• [Task]:
Down to the last line, the material below should be reproduced exactly.

• [Dataset records]:
____________________

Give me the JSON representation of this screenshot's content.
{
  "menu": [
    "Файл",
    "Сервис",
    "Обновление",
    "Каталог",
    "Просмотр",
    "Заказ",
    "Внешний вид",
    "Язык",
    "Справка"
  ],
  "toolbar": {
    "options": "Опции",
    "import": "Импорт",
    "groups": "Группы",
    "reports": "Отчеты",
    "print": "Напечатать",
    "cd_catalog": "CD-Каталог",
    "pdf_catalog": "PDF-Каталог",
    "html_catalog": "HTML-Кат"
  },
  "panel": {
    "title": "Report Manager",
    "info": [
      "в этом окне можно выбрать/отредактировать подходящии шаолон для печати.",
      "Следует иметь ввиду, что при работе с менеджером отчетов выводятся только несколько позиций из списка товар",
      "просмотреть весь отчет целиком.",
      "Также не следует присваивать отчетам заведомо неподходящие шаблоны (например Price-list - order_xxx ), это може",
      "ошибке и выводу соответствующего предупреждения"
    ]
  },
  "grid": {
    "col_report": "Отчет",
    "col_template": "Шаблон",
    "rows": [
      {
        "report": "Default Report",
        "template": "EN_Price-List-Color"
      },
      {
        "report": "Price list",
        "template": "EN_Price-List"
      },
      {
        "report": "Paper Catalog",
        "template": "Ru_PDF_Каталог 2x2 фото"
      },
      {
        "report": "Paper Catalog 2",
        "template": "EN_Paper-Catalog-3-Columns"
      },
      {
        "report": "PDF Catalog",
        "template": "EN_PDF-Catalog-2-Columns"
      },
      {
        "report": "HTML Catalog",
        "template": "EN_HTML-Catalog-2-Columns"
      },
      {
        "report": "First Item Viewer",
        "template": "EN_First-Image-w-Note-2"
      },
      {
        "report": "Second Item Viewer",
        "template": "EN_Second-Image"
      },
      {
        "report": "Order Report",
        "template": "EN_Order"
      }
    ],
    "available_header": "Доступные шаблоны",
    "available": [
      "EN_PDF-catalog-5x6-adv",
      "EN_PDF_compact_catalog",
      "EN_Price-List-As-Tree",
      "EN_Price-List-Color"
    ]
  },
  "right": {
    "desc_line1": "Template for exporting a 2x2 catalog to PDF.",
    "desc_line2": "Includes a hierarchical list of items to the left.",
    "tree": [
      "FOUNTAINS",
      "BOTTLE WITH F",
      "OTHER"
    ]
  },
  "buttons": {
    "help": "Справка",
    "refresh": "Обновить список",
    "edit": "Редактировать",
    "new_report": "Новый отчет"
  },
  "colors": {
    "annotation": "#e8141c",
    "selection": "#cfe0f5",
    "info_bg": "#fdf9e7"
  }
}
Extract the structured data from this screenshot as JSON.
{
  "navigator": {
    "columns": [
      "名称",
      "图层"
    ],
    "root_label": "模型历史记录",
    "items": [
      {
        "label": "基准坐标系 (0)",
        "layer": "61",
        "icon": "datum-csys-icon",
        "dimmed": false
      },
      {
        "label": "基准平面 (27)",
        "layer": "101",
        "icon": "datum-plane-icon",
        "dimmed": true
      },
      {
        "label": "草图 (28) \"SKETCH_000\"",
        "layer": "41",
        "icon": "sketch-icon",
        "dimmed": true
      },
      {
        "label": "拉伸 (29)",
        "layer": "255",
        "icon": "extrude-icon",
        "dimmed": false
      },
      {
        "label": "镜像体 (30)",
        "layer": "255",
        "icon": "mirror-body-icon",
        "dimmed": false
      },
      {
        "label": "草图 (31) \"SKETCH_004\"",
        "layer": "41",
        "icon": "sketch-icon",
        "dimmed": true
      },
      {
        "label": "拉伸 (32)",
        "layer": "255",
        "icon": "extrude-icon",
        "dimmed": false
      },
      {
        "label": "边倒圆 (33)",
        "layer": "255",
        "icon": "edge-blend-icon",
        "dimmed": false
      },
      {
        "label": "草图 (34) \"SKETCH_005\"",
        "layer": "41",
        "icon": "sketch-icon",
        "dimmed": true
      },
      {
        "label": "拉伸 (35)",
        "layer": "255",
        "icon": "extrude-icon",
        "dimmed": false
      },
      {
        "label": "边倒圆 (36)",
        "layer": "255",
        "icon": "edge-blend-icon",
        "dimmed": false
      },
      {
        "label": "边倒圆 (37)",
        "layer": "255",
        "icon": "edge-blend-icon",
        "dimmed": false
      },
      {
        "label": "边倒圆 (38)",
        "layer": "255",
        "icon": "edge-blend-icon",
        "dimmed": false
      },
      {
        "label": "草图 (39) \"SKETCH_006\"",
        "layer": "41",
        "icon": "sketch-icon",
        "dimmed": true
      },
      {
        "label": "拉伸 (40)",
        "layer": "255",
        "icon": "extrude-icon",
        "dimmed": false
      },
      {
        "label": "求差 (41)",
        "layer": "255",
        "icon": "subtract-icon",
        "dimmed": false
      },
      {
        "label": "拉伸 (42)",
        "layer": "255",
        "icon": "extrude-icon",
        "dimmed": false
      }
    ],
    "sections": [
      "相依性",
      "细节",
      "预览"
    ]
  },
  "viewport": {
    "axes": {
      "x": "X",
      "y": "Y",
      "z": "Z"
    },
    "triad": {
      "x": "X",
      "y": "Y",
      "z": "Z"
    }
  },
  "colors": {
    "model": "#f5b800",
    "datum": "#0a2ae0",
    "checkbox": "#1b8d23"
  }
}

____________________

• [The completed task]:
Give me the JSON representation of this screenshot's content.
{
  "menu": [
    "Файл",
    "Сервис",
    "Обновление",
    "Каталог",
    "Просмотр",
    "Заказ",
    "Внешний вид",
    "Язык",
    "Справка"
  ],
  "toolbar": {
    "options": "Опции",
    "import": "Импорт",
    "groups": "Группы",
    "reports": "Отчеты",
    "print": "Напечатать",
    "cd_catalog": "CD-Каталог",
    "pdf_catalog": "PDF-Каталог",
    "html_catalog": "HTML-Кат"
  },
  "panel": {
    "title": "Report Manager",
    "info": [
      "в этом окне можно выбрать/отредактировать подходящии шаолон для печати.",
      "Следует иметь ввиду, что при работе с менеджером отчетов выводятся только несколько позиций из списка товар",
      "просмотреть весь отчет целиком.",
      "Также не следует присваивать отчетам заведомо неподходящие шаблоны (например Price-list - order_xxx ), это може",
      "ошибке и выводу соответствующего предупреждения"
    ]
  },
  "grid": {
    "col_report": "Отчет",
    "col_template": "Шаблон",
    "rows": [
      {
        "report": "Default Report",
        "template": "EN_Price-List-Color"
      },
      {
        "report": "Price list",
        "template": "EN_Price-List"
      },
      {
        "report": "Paper Catalog",
        "template": "Ru_PDF_Каталог 2x2 фото"
      },
      {
        "report": "Paper Catalog 2",
        "template": "EN_Paper-Catalog-3-Columns"
      },
      {
        "report": "PDF Catalog",
        "template": "EN_PDF-Catalog-2-Columns"
      },
      {
        "report": "HTML Catalog",
        "template": "EN_HTML-Catalog-2-Columns"
      },
      {
        "report": "First Item Viewer",
        "template": "EN_First-Image-w-Note-2"
      },
      {
        "report": "Second Item Viewer",
        "template": "EN_Second-Image"
      },
      {
        "report": "Order Report",
        "template": "EN_Order"
      }
    ],
    "available_header": "Доступные шаблоны",
    "available": [
      "EN_PDF-catalog-5x6-adv",
      "EN_PDF_compact_catalog",
      "EN_Price-List-As-Tree",
      "EN_Price-List-Color"
    ]
  },
  "right": {
    "desc_line1": "Template for exporting a 2x2 catalog to PDF.",
    "desc_line2": "Includes a hierarchical list of items to the left.",
    "tree": [
      "FOUNTAINS",
      "BOTTLE WITH F",
      "OTHER"
    ]
  },
  "buttons": {
    "help": "Справка",
    "refresh": "Обновить список",
    "edit": "Редактировать",
    "new_report": "Новый отчет"
  },
  "colors": {
    "annotation": "#e8141c",
    "selection": "#cfe0f5",
    "info_bg": "#fdf9e7"
  }
}
Extract the structured data from this screenshot as JSON.
{
  "navigator": {
    "columns": [
      "名称",
      "图层"
    ],
    "root_label": "模型历史记录",
    "items": [
      {
        "label": "基准坐标系 (0)",
        "layer": "61",
        "icon": "datum-csys-icon",
        "dimmed": false
      },
      {
        "label": "基准平面 (27)",
        "layer": "101",
        "icon": "datum-plane-icon",
        "dimmed": true
      },
      {
        "label": "草图 (28) \"SKETCH_000\"",
        "layer": "41",
        "icon": "sketch-icon",
        "dimmed": true
      },
      {
        "label": "拉伸 (29)",
        "layer": "255",
        "icon": "extrude-icon",
        "dimmed": false
      },
      {
        "label": "镜像体 (30)",
        "layer": "255",
        "icon": "mirror-body-icon",
        "dimmed": false
      },
      {
        "label": "草图 (31) \"SKETCH_004\"",
        "layer": "41",
        "icon": "sketch-icon",
        "dimmed": true
      },
      {
        "label": "拉伸 (32)",
        "layer": "255",
        "icon": "extrude-icon",
        "dimmed": false
      },
      {
        "label": "边倒圆 (33)",
        "layer": "255",
        "icon": "edge-blend-icon",
        "dimmed": false
      },
      {
        "label": "草图 (34) \"SKETCH_005\"",
        "layer": "41",
        "icon": "sketch-icon",
        "dimmed": true
      },
      {
        "label": "拉伸 (35)",
        "layer": "255",
        "icon": "extrude-icon",
        "dimmed": false
      },
      {
        "label": "边倒圆 (36)",
        "layer": "255",
        "icon": "edge-blend-icon",
        "dimmed": false
      },
      {
        "label": "边倒圆 (37)",
        "layer": "255",
        "icon": "edge-blend-icon",
        "dimmed": false
      },
      {
        "label": "边倒圆 (38)",
        "layer": "255",
        "icon": "edge-blend-icon",
        "dimmed": false
      },
      {
        "label": "草图 (39) \"SKETCH_006\"",
        "layer": "41",
        "icon": "sketch-icon",
        "dimmed": true
      },
      {
        "label": "拉伸 (40)",
        "layer": "255",
        "icon": "extrude-icon",
        "dimmed": false
      },
      {
        "label": "求差 (41)",
        "layer": "255",
        "icon": "subtract-icon",
        "dimmed": false
      },
      {
        "label": "拉伸 (42)",
        "layer": "255",
        "icon": "extrude-icon",
        "dimmed": false
      }
    ],
    "sections": [
      "相依性",
      "细节",
      "预览"
    ]
  },
  "viewport": {
    "axes": {
      "x": "X",
      "y": "Y",
      "z": "Z"
    },
    "triad": {
      "x": "X",
      "y": "Y",
      "z": "Z"
    }
  },
  "colors": {
    "model": "#f5b800",
    "datum": "#0a2ae0",
    "checkbox": "#1b8d23"
  }
}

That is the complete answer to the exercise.